Lack of basic infection control and prevention measures in low-income countries

Bottom Line:

Low-income countries lack basic infection control and prevention measures such as proper hand hygiene, as well as access to and proper use of personal protective equipment.

Reference:

Roder-DeWan, S. Health system quality in the time of COVID-19. The Lancet Global Health (2020). https://doi.org/10.1016/S2214-109X(20)30223-0

Date Published:

6 May 2020

Synopsis:

The quality of the existing health systems in low-income Sub-Saharan Africa must be considered in the design and delivery of COVID-19 mitigation measures. Programs that are efficacious in high-income countries may not translate similarly for low-income countries if the quality of healthcare at baseline is poor. Previous studies have shown that providers in low-income Sub-Saharan countries often do not perform many of the basic elements of a high-quality healthcare visit. Additionally, medical equipment and supplies are often scarce, and clinical outcomes directly amenable to high-quality care (e.g. neonatal mortality) are poor.

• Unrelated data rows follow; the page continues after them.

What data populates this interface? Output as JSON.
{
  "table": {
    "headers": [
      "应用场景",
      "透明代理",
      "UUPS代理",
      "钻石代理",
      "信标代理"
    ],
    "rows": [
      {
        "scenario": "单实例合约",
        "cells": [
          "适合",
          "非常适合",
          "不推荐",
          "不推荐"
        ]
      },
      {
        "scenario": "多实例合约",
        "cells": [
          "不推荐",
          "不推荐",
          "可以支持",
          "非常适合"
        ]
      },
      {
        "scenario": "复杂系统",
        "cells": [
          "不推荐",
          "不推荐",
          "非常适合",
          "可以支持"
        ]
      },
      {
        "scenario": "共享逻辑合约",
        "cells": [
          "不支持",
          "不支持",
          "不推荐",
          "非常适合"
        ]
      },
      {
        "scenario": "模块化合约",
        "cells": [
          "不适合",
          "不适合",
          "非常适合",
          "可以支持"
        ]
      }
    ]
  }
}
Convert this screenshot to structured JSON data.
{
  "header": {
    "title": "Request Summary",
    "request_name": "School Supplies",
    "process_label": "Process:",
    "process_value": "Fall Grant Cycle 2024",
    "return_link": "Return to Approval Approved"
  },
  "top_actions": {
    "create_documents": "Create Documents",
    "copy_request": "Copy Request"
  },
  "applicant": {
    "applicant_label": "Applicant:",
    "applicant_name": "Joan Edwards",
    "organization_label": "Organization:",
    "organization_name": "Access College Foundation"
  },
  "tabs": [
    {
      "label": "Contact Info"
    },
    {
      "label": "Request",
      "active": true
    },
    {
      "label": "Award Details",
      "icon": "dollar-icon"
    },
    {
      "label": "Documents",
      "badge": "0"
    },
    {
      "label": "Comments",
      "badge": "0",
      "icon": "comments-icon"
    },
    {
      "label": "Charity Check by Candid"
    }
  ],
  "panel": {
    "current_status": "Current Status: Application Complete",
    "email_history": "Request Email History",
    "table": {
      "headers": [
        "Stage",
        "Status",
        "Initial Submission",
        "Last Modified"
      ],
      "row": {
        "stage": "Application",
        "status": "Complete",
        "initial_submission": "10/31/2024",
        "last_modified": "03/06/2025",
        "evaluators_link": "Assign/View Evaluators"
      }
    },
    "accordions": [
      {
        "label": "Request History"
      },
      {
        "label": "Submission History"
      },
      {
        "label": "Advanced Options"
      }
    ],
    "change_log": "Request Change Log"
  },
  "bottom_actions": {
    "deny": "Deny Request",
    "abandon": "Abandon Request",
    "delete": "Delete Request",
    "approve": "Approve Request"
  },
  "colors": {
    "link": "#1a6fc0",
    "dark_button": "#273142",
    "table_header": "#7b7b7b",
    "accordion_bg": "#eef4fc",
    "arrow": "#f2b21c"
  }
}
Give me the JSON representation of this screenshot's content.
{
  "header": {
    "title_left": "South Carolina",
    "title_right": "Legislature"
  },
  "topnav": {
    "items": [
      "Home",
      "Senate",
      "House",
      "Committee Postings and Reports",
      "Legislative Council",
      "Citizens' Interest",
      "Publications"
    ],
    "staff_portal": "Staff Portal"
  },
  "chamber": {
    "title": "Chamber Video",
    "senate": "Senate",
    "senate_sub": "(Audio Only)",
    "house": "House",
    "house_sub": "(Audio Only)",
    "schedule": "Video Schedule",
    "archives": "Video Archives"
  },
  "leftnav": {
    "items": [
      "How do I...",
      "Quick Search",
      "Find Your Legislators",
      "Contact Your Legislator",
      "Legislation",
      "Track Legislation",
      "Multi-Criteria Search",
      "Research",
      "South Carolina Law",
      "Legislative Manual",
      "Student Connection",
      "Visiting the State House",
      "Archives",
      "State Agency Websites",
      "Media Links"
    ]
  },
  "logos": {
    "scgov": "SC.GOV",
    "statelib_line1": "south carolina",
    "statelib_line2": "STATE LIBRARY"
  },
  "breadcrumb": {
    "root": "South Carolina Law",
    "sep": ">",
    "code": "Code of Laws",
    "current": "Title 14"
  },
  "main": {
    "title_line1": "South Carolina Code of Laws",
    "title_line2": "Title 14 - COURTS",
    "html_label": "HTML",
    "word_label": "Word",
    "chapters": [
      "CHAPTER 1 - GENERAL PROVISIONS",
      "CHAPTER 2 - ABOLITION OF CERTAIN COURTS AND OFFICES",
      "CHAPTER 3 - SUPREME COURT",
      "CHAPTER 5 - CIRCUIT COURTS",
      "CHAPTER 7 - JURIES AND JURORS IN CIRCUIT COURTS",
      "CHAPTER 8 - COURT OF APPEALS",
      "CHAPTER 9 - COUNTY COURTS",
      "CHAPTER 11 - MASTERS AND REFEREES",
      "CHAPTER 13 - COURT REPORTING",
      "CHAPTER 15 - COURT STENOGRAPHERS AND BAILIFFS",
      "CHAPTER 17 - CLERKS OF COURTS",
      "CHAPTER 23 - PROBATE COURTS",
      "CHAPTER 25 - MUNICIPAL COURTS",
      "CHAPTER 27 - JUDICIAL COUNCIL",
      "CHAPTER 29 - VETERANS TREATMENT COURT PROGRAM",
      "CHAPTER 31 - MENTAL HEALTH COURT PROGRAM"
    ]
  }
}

Analysis of observations of infection prevention and control behaviours in 220 Tanzanian facilities in 2018 demonstrated that proper hand hygiene was observed only 6.9% of the time, reusable equipment was disinfected 4.8% of the time, gloves were used in 74.8% of the situations where they were indicated, and waste was disposed of properly in 43.3% of cases. In the context of COVID-19 where supplies are more scarce than before, healthcare providers must rely on basics such as frequent handwashing to prevent the spread of infection. It is imperative to assess systems-level factors that contribute to poor infection prevention and control and implement multifaceted solutions in order to properly address the COVID-19 epidemic in such regions.

Summary by: Spandana Amarthaluru